The rest of October brought more tests, including a PET Scan and an MRI brain scan. At this point our pulmonologist did not know what this mass was, but he knew it needed to come out. He referred us to Dr Handy, who turned out to be one of the best thoracic surgeons in the nation. Nick and I met him on October 30, after what seemed to be a long wait. Due to "lit up" lymph nodes in my PET Scan, he was certain I had cancer (always a possibility, never a probability), but he was careful to not come right out and say it. He did, however, indicate that instead of removing the large, rapidly growing mass in my lung, we needed to get into treatment immediately. He feared that the lung surgery would "put extra miles on me" and may not help my recovery in the long run- if I already had malignant cancer in my body. We scheduled a biopsy, called a mediastinoscopy, for three days later. Dr Handy cut into the base of my neck and using a scope, took tissue samples of my lymph nodes from behind my heart. He reported back to Nick after the hour-long surgery and said, "I really didn't expect to tell you this, but it's not cancer." He very enthusiastically informed me the same in Recovery. This was 11-02-07.
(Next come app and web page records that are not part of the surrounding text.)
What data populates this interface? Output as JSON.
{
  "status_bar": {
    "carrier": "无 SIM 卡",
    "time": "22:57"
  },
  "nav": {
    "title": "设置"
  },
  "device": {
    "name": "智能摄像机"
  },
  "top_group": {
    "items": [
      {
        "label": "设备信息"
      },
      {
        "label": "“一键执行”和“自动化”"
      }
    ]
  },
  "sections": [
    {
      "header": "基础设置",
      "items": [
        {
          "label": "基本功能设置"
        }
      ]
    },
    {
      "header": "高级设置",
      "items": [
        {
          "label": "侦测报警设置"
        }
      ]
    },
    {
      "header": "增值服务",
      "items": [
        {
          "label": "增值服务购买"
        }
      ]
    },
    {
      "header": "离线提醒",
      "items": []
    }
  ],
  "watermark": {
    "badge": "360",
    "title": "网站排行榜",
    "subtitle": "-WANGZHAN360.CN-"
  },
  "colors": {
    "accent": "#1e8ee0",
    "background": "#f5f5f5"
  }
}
More story after I sleep for a while...
Posted by Meredith Curteman at 12:01 AM
Tuesday, December 4, 2007
Posted by Nick Curteman at 6:12 PM
Meredith and I were trying to find a way to keep everyone informed as to what is going on with us. Thus was born curtemanity.blogspot.com. I/we/someone will do our best to keep this page up to date with blessings, prayer requests, daily thoughts and medical info. In addition our vigorous readers will also have pictures and videos poured upon them from time to time. We have been blessed beyond our comprehension as to the sheer number of people who care about us. Thank you everyone! We truly feel surrounded by your prayers and support.
We have our first oncology appointment tomorrow at the Oregon Clinic with Dr. Bernstein. We met him briefly in the hospital and he seemed very nice. He told us that he wasn't sure that it is small cell lung cancer. He said that it is a cancer, it is in the lung and it has small cells in it, but wasn't sure that it is "small cell lung cancer." He said that he was handed the best biopsy ever(the whole tumor in a jar). Since this cancer is soooo very rare in young non-smokers he said he was sending out samples to a special oncology lab in Arizona for a second opinion. Tomorrow we should find out exactly what this is, so we can know what to do next.
Dr. Handy (our surgeon) and Dr. Bernestein both said the next step would probably be chemo, but we will find out tomorrow.
Posted by Nick Curteman at 12:36 PM